Bears President Michael McCaskey, who has stated he opposes the idea of his team playing in a domed stadium, urged IL Gov. Jim Edgar to "quickly get the ball moving" on talks to build a dome in downtown Chicago, according to the CHICAGO TRIBUNE. Aides for Chicago Mayor Richard Daley, who has said he will not support a taxpayer-financed stadium, say the Mayor "will consider" a dome that "doesn't burden taxpayer wallets." The TRIB's Kiley and Pearson write that "effectively" means Daley is "giving up his push for an open-air stadium" tied to the Univ. of IL-Chicago. The "McDome" project would be tied to the McCormick Place Convention Center and is being touted by developer Richard Stein and the Metropolitan Pier and Exposition Authority (MPEA). "The key to the plan" is the MPEA's ability to issue bonds to cover the project's cost, with few taxpayer dollars required. Under the plan, the MPEA would issue at least $285M in bonds to build the project. Revenues from tickets, PSLs, skyboxes, advertising, concessions and parking from Bears games and other events would pay back the bonds.

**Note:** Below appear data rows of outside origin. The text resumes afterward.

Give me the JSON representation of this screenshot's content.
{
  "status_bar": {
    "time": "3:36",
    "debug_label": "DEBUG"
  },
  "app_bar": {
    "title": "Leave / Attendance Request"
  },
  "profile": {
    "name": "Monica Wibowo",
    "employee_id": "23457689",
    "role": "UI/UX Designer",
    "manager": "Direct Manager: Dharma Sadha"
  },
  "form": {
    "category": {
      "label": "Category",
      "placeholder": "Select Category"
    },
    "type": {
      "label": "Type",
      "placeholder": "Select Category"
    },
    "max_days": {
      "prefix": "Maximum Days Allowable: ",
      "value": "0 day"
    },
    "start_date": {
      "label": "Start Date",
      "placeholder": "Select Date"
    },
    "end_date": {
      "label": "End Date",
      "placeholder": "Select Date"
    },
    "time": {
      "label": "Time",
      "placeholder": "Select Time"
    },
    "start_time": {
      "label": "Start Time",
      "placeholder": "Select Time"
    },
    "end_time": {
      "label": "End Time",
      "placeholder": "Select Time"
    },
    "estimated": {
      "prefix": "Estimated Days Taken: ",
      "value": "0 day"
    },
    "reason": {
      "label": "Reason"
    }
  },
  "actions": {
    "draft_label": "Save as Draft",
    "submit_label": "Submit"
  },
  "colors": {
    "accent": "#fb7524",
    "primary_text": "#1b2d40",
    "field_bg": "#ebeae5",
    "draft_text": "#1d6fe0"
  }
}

Taxpayers would fund related public works, similar to the $30M the state put up for improvements around the privately-financed United Center. One possible obstacle, raised by McCaskey, is how much the team would get from stadium revenues versus how much would be needed to retire the construction debt (CHICAGO TRIBUNE, 8/21). EARLY REAX: An editorial in this week's CRAIN'S CHICAGO BUSINESS urges all sides to "focus on McDome." CRAIN'S calls for Daley to "throw his weight" behind the plan and "overcome his anger over Mr. McCaskey's threats." The editorial calls for a "modest" contribution from the city and state. "If Mr. McCaskey doesn't bite at that, we'll gladly bid the Bears farewell" (CRAIN'S CHICAGO BUSINESS, 8/21 issue). A dome in Chicago "would change the face" of the city "and alter the character of its sports," writes the TRIB's Andrew Gottesman. A dome could create a huge economic boost to the city, with events such as the Super Bowl and Final Four bringing hundreds of millions of dollars to the economy (CHICAGO TRIBUNE, 8/22). GREEN GRASS, NO SKY: Developer Stein is exploring the option of placing grass in any McDome project, according to this morning's CHICAGO SUN-TIMES. Stein has reportedly talked with researchers at Michigan State who placed grass in the Silverdome for the '94 World Cup. Designers say McDome could be the first dome built with a grass field in mind, with a roof that would allow in more light and facilities to maintain the turf (CHICAGO SUN TIMES, 8/22).